Your reply should hold every entry below exactly as written and none of the pictures.

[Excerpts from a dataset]
= = = =
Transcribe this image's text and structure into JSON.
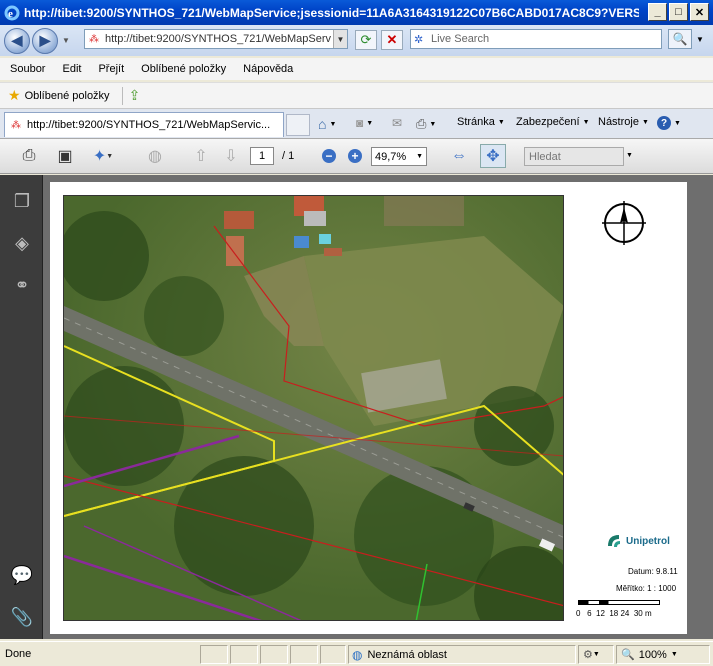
{
  "window": {
    "title": "http://tibet:9200/SYNTHOS_721/WebMapService;jsessionid=11A6A3164319122C07B6CABD017AC8C9?VERSI..."
  },
  "address": {
    "url": "http://tibet:9200/SYNTHOS_721/WebMapServ"
  },
  "search": {
    "placeholder": "Live Search"
  },
  "menu": [
    "Soubor",
    "Edit",
    "Přejít",
    "Oblíbené položky",
    "Nápověda"
  ],
  "favorites": {
    "label": "Oblíbené položky"
  },
  "tab": {
    "title": "http://tibet:9200/SYNTHOS_721/WebMapServic..."
  },
  "commands": {
    "page": "Stránka",
    "security": "Zabezpečení",
    "tools": "Nástroje"
  },
  "pdf": {
    "page_current": "1",
    "page_total": "/ 1",
    "zoom": "49,7%",
    "find_placeholder": "Hledat"
  },
  "map": {
    "logo_text": "Unipetrol",
    "date_label": "Datum: 9.8.11",
    "scale_label": "Měřítko: 1 : 1000",
    "scale_ticks": "0   6  12  18 24  30 m"
  },
  "status": {
    "left": "Done",
    "zone": "Neznámá oblast",
    "zoom": "100%"
  }
}
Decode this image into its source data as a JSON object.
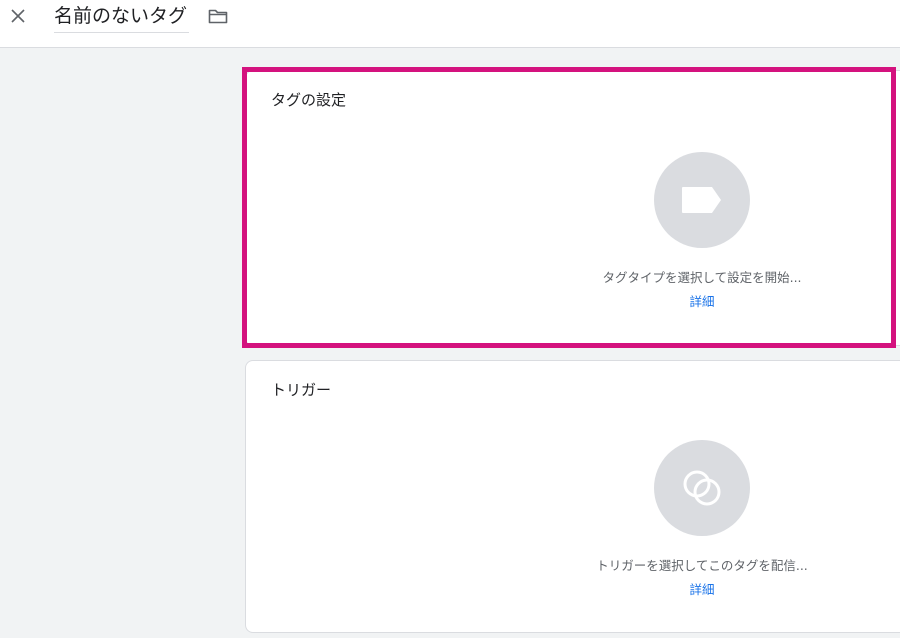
{
  "header": {
    "close_icon": "close-icon",
    "tag_name": "名前のないタグ",
    "folder_icon": "folder-icon"
  },
  "tag_config": {
    "title": "タグの設定",
    "icon": "tag-icon",
    "hint": "タグタイプを選択して設定を開始...",
    "link": "詳細"
  },
  "triggering": {
    "title": "トリガー",
    "icon": "trigger-icon",
    "hint": "トリガーを選択してこのタグを配信...",
    "link": "詳細"
  },
  "colors": {
    "highlight": "#d4127e",
    "link": "#1a73e8",
    "background": "#f1f3f4",
    "icon_circle": "#dadce0"
  }
}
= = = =
▸ **TASK ANSWER**:
Transcribe this image's text and structure into JSON.
{
  "window": {
    "title": "http://tibet:9200/SYNTHOS_721/WebMapService;jsessionid=11A6A3164319122C07B6CABD017AC8C9?VERSI..."
  },
  "address": {
    "url": "http://tibet:9200/SYNTHOS_721/WebMapServ"
  },
  "search": {
    "placeholder": "Live Search"
  },
  "menu": [
    "Soubor",
    "Edit",
    "Přejít",
    "Oblíbené položky",
    "Nápověda"
  ],
  "favorites": {
    "label": "Oblíbené položky"
  },
  "tab": {
    "title": "http://tibet:9200/SYNTHOS_721/WebMapServic..."
  },
  "commands": {
    "page": "Stránka",
    "security": "Zabezpečení",
    "tools": "Nástroje"
  },
  "pdf": {
    "page_current": "1",
    "page_total": "/ 1",
    "zoom": "49,7%",
    "find_placeholder": "Hledat"
  },
  "map": {
    "logo_text": "Unipetrol",
    "date_label": "Datum: 9.8.11",
    "scale_label": "Měřítko: 1 : 1000",
    "scale_ticks": "0   6  12  18 24  30 m"
  },
  "status": {
    "left": "Done",
    "zone": "Neznámá oblast",
    "zoom": "100%"
  }
}
Decode this image into its source data as a JSON object.
{
  "header": {
    "close_icon": "close-icon",
    "tag_name": "名前のないタグ",
    "folder_icon": "folder-icon"
  },
  "tag_config": {
    "title": "タグの設定",
    "icon": "tag-icon",
    "hint": "タグタイプを選択して設定を開始...",
    "link": "詳細"
  },
  "triggering": {
    "title": "トリガー",
    "icon": "trigger-icon",
    "hint": "トリガーを選択してこのタグを配信...",
    "link": "詳細"
  },
  "colors": {
    "highlight": "#d4127e",
    "link": "#1a73e8",
    "background": "#f1f3f4",
    "icon_circle": "#dadce0"
  }
}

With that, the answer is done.